Highlights from our conversation are below and you can listen to the whole thing right now by subscribing to The Last Laugh on Apple Podcasts or wherever you listen to podcasts.
Why ‘After Life’ is such a fitting quarantine binge
“I think people have been thinking about what really matters in life. Suddenly, they’re calling their family more, they’re worried about their family like they weren’t two months ago. Also, it’s everywhere. You know, these things have happened before, but the reason why this is different—and I've never seen anything like it in my lifetime—is because it happened all around the world at the same time. Usually you’re seeing terrible things on TV and it’s not in your back garden. ‘Oh isn’t that terrible. But it’s not here.’ Now it is. Also I think people are sick of watching TV shows made by Zoom. It’s refreshing to see something that isn't about the pandemic because everyone knows it was filmed before. So that’s quite nice. It's funny though, because when I watch TV now, and two people are hugging, I’m thinking ‘Keep apart, keep apart.’ It could be an old movie.
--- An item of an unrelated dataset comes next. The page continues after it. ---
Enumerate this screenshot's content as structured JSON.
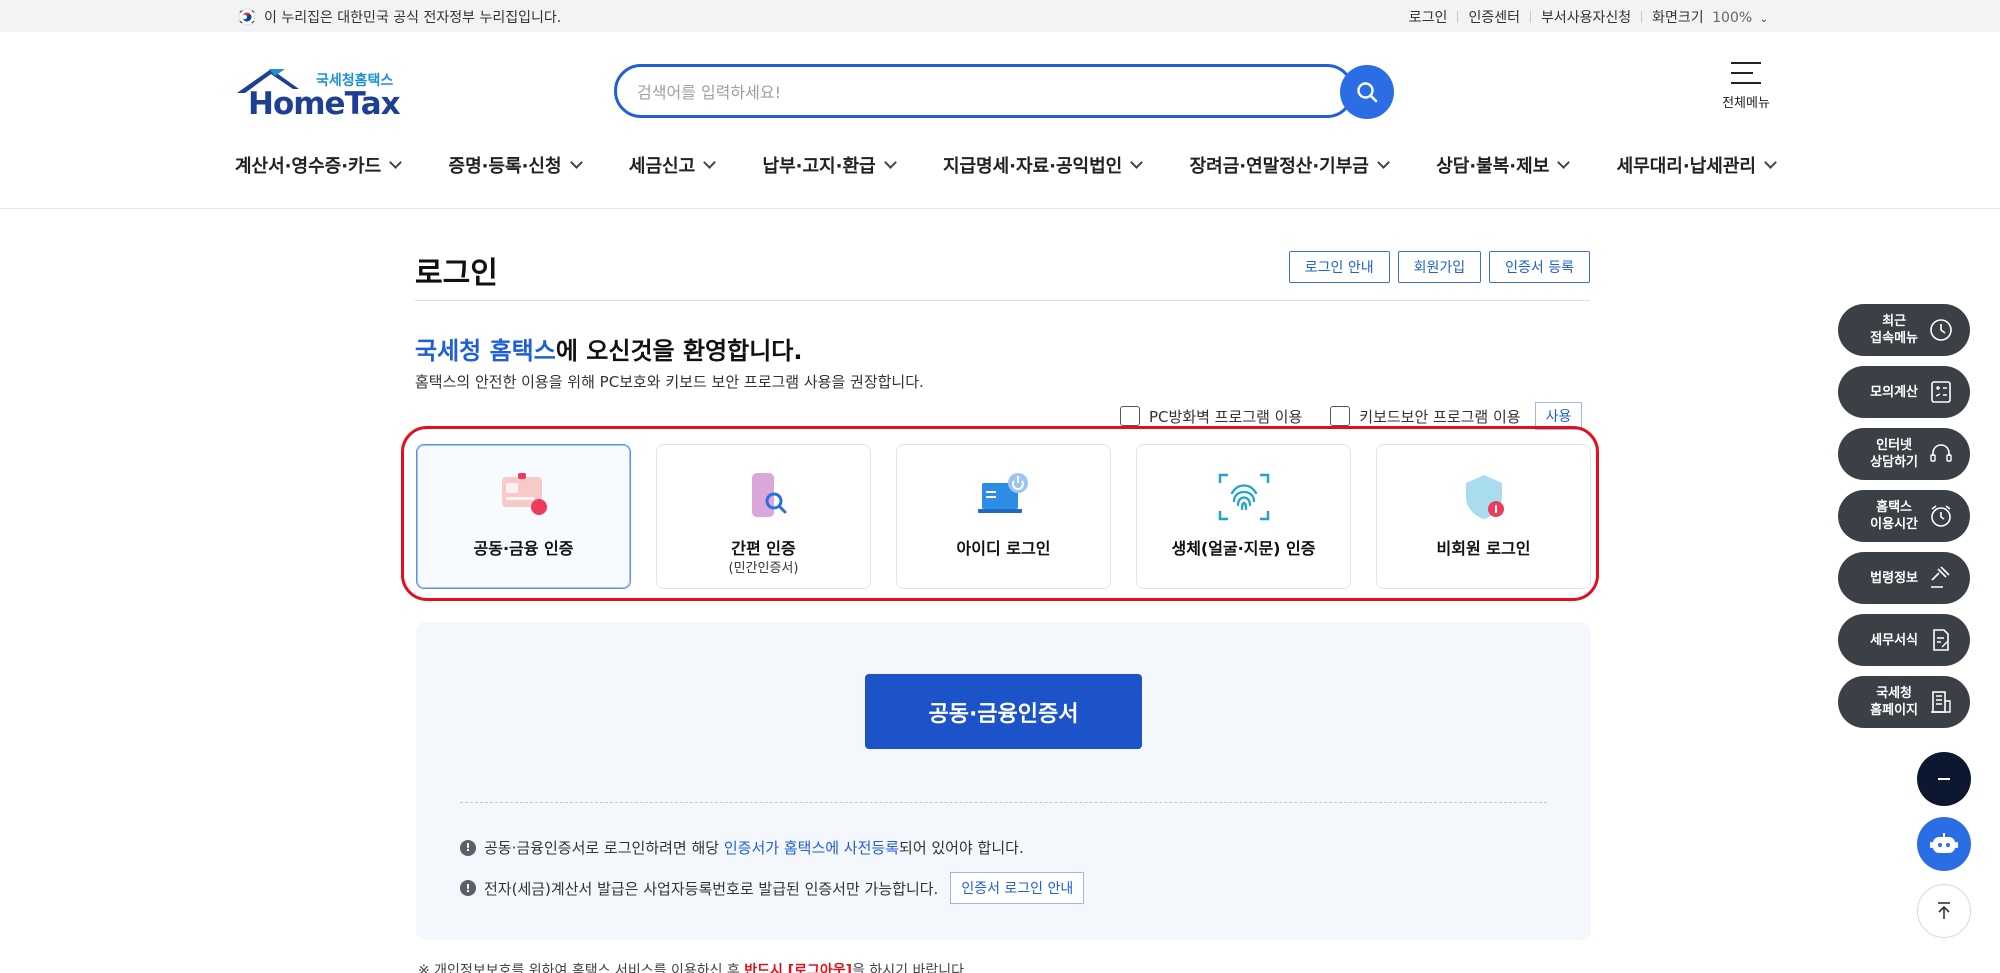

I’m thinking, ‘Oh, he’s going to catch it now.’”
On getting called ‘alt-right’ for promoting ‘free speech’
“If I do a tweet about freedom of speech, people go, ‘Oh, he’s alt-right now.’ And I think, when did that happen? The alt-right were the ones, the fascists were the ones that were closing down free speech. Basically people love the idea of free speech until they hear something they don’t like. That’s it. It just becomes selfish. People try and justify it as well. They go, ‘I’m all for freedom of speech, but you know, that’s the one thing you shouldn't joke about.’ Oh, you mean the one thing that you care about?”
On Fox News praising his ‘woke’ Hollywood jokes
“Even on Fox News, they said, ‘Well, no, Ricky is left-wing. He hates us. He hates Trump.’ Even the right was saying they know I’m left. So it’s odd. People pretend they don’t like a joke, for some reason. But you know what? They just don’t like the joke having the target that they defend. That’s the bottom line. They do a new one now. They go, ‘I’m not offended, I’m just bored.’ Or ‘it’s lazy.’ No, you mean you just don’t like the joke. You liked it when I made the joke about the thing you don’t like. You didn’t like it when I made the joke about the thing you do like. Just admit it. I don’t care if people like all the jokes. But don’t pretend you’ve weighed it up and you’re being the fair one. You just don’t like that joke and that’s fine.”
On his brash Golden Globes persona
“I never want to upset anyone. I think people fall for the marketing a little bit. Because I'm out there pretending to not care and there’s a poster with ‘Too Hot to Handle’ and I go out there with a beer. ‘He’s drunk. He doesn’t care!’ Well, you know, I've practiced those jokes in the mirror. They’ve been lawyered. They're not breaking any broadcast rules. How bad can they be? They're not libeling anyone. Also, it’s not a room full of wounded soldiers. These are the most privileged people on the planet. I can tease them a bit about that public behavior.”
On the infamous clip of him saying the ‘n-word’ with Chris Rock, Louis C.K. and Jerry Seinfeld
“You’ve got to make things bulletproof now for 10 years time, which is nonsense. I saw John Wayne got canceled 40 years after his death last year cause he wasn’t woke enough. So there’s that. And obviously we’re discussing the word. It’s the difference between, you used the ‘n-word’—we didn’t use the ‘n-word.’ Saying ‘hammer’ isn’t using a hammer. We were discussing the word. But the thing that came out of it was, on Twitter, Chris Rock got all the flack. He got all the hate because he ‘allowed’ [us to say it]. And I was thinking, well that’s a bit harsh. Of all the people in the room...”
Next week on The Last Laugh podcast: Former SNL cast member and actress Michaela Watkins.